Take the entries that follow and write each one out exactly.

• • • •

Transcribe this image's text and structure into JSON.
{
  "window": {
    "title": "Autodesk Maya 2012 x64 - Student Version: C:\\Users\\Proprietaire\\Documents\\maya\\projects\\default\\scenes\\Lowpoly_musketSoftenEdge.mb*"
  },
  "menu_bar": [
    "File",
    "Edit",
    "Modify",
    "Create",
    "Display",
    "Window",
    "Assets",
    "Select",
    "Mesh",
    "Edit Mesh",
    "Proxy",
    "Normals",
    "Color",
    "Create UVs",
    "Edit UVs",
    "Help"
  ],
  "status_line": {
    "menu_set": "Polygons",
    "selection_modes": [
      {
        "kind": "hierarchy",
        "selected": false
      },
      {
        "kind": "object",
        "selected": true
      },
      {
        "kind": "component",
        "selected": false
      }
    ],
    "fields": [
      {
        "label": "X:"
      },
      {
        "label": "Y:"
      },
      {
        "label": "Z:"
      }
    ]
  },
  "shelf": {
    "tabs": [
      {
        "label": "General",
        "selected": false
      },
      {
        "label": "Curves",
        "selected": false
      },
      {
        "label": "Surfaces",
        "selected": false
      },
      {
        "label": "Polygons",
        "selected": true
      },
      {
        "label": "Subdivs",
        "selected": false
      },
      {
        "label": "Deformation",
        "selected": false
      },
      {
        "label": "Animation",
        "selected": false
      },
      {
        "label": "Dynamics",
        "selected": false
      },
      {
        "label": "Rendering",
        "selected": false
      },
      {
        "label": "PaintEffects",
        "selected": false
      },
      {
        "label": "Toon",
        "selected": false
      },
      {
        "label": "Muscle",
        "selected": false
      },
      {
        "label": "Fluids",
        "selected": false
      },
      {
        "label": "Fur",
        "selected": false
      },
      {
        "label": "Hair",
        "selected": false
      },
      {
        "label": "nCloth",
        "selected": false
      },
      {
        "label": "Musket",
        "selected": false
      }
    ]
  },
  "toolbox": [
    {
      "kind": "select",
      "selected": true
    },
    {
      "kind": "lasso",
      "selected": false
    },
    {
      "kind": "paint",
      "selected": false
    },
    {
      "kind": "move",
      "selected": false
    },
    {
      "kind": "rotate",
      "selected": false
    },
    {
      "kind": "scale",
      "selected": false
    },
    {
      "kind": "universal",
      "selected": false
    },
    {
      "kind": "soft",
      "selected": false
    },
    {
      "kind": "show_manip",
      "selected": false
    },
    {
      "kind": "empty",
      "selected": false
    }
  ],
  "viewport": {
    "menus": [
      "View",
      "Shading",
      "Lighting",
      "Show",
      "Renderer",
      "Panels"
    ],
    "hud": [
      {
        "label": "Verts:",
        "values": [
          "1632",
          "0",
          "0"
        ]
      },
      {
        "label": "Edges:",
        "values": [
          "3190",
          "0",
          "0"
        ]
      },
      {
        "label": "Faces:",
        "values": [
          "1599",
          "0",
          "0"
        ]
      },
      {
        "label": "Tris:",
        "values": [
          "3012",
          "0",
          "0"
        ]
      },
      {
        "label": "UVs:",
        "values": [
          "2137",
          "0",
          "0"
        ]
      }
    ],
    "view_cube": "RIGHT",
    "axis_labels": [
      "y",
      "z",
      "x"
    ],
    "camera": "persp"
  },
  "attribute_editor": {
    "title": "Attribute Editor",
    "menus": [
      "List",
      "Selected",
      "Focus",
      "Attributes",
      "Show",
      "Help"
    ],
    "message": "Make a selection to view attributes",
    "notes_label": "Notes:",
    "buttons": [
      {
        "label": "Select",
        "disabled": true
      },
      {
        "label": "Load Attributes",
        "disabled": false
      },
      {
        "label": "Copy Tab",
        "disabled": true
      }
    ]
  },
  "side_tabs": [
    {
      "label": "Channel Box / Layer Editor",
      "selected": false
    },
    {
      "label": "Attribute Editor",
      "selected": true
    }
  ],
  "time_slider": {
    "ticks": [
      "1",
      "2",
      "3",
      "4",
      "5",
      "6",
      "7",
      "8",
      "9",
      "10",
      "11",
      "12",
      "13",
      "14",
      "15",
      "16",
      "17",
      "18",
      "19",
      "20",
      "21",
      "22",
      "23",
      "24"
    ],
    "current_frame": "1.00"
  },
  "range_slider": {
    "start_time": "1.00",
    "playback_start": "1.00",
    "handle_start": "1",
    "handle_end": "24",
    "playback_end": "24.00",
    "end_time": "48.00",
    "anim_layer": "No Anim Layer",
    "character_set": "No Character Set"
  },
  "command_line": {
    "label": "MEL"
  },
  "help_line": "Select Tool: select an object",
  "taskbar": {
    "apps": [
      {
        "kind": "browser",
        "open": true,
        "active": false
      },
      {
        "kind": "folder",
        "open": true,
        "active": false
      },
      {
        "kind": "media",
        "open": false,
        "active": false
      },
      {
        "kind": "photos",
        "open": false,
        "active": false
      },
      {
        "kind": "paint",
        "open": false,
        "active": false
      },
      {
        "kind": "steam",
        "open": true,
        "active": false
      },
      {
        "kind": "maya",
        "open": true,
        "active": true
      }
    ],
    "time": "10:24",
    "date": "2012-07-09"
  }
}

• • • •

Response »
Transcribe this image's text and structure into JSON.
{
  "window": {
    "title": "Autodesk Maya 2012 x64 - Student Version: C:\\Users\\Proprietaire\\Documents\\maya\\projects\\default\\scenes\\Lowpoly_musketSoftenEdge.mb*"
  },
  "menu_bar": [
    "File",
    "Edit",
    "Modify",
    "Create",
    "Display",
    "Window",
    "Assets",
    "Select",
    "Mesh",
    "Edit Mesh",
    "Proxy",
    "Normals",
    "Color",
    "Create UVs",
    "Edit UVs",
    "Help"
  ],
  "status_line": {
    "menu_set": "Polygons",
    "selection_modes": [
      {
        "kind": "hierarchy",
        "selected": false
      },
      {
        "kind": "object",
        "selected": true
      },
      {
        "kind": "component",
        "selected": false
      }
    ],
    "fields": [
      {
        "label": "X:"
      },
      {
        "label": "Y:"
      },
      {
        "label": "Z:"
      }
    ]
  },
  "shelf": {
    "tabs": [
      {
        "label": "General",
        "selected": false
      },
      {
        "label": "Curves",
        "selected": false
      },
      {
        "label": "Surfaces",
        "selected": false
      },
      {
        "label": "Polygons",
        "selected": true
      },
      {
        "label": "Subdivs",
        "selected": false
      },
      {
        "label": "Deformation",
        "selected": false
      },
      {
        "label": "Animation",
        "selected": false
      },
      {
        "label": "Dynamics",
        "selected": false
      },
      {
        "label": "Rendering",
        "selected": false
      },
      {
        "label": "PaintEffects",
        "selected": false
      },
      {
        "label": "Toon",
        "selected": false
      },
      {
        "label": "Muscle",
        "selected": false
      },
      {
        "label": "Fluids",
        "selected": false
      },
      {
        "label": "Fur",
        "selected": false
      },
      {
        "label": "Hair",
        "selected": false
      },
      {
        "label": "nCloth",
        "selected": false
      },
      {
        "label": "Musket",
        "selected": false
      }
    ]
  },
  "toolbox": [
    {
      "kind": "select",
      "selected": true
    },
    {
      "kind": "lasso",
      "selected": false
    },
    {
      "kind": "paint",
      "selected": false
    },
    {
      "kind": "move",
      "selected": false
    },
    {
      "kind": "rotate",
      "selected": false
    },
    {
      "kind": "scale",
      "selected": false
    },
    {
      "kind": "universal",
      "selected": false
    },
    {
      "kind": "soft",
      "selected": false
    },
    {
      "kind": "show_manip",
      "selected": false
    },
    {
      "kind": "empty",
      "selected": false
    }
  ],
  "viewport": {
    "menus": [
      "View",
      "Shading",
      "Lighting",
      "Show",
      "Renderer",
      "Panels"
    ],
    "hud": [
      {
        "label": "Verts:",
        "values": [
          "1632",
          "0",
          "0"
        ]
      },
      {
        "label": "Edges:",
        "values": [
          "3190",
          "0",
          "0"
        ]
      },
      {
        "label": "Faces:",
        "values": [
          "1599",
          "0",
          "0"
        ]
      },
      {
        "label": "Tris:",
        "values": [
          "3012",
          "0",
          "0"
        ]
      },
      {
        "label": "UVs:",
        "values": [
          "2137",
          "0",
          "0"
        ]
      }
    ],
    "view_cube": "RIGHT",
    "axis_labels": [
      "y",
      "z",
      "x"
    ],
    "camera": "persp"
  },
  "attribute_editor": {
    "title": "Attribute Editor",
    "menus": [
      "List",
      "Selected",
      "Focus",
      "Attributes",
      "Show",
      "Help"
    ],
    "message": "Make a selection to view attributes",
    "notes_label": "Notes:",
    "buttons": [
      {
        "label": "Select",
        "disabled": true
      },
      {
        "label": "Load Attributes",
        "disabled": false
      },
      {
        "label": "Copy Tab",
        "disabled": true
      }
    ]
  },
  "side_tabs": [
    {
      "label": "Channel Box / Layer Editor",
      "selected": false
    },
    {
      "label": "Attribute Editor",
      "selected": true
    }
  ],
  "time_slider": {
    "ticks": [
      "1",
      "2",
      "3",
      "4",
      "5",
      "6",
      "7",
      "8",
      "9",
      "10",
      "11",
      "12",
      "13",
      "14",
      "15",
      "16",
      "17",
      "18",
      "19",
      "20",
      "21",
      "22",
      "23",
      "24"
    ],
    "current_frame": "1.00"
  },
  "range_slider": {
    "start_time": "1.00",
    "playback_start": "1.00",
    "handle_start": "1",
    "handle_end": "24",
    "playback_end": "24.00",
    "end_time": "48.00",
    "anim_layer": "No Anim Layer",
    "character_set": "No Character Set"
  },
  "command_line": {
    "label": "MEL"
  },
  "help_line": "Select Tool: select an object",
  "taskbar": {
    "apps": [
      {
        "kind": "browser",
        "open": true,
        "active": false
      },
      {
        "kind": "folder",
        "open": true,
        "active": false
      },
      {
        "kind": "media",
        "open": false,
        "active": false
      },
      {
        "kind": "photos",
        "open": false,
        "active": false
      },
      {
        "kind": "paint",
        "open": false,
        "active": false
      },
      {
        "kind": "steam",
        "open": true,
        "active": false
      },
      {
        "kind": "maya",
        "open": true,
        "active": true
      }
    ],
    "time": "10:24",
    "date": "2012-07-09"
  }
}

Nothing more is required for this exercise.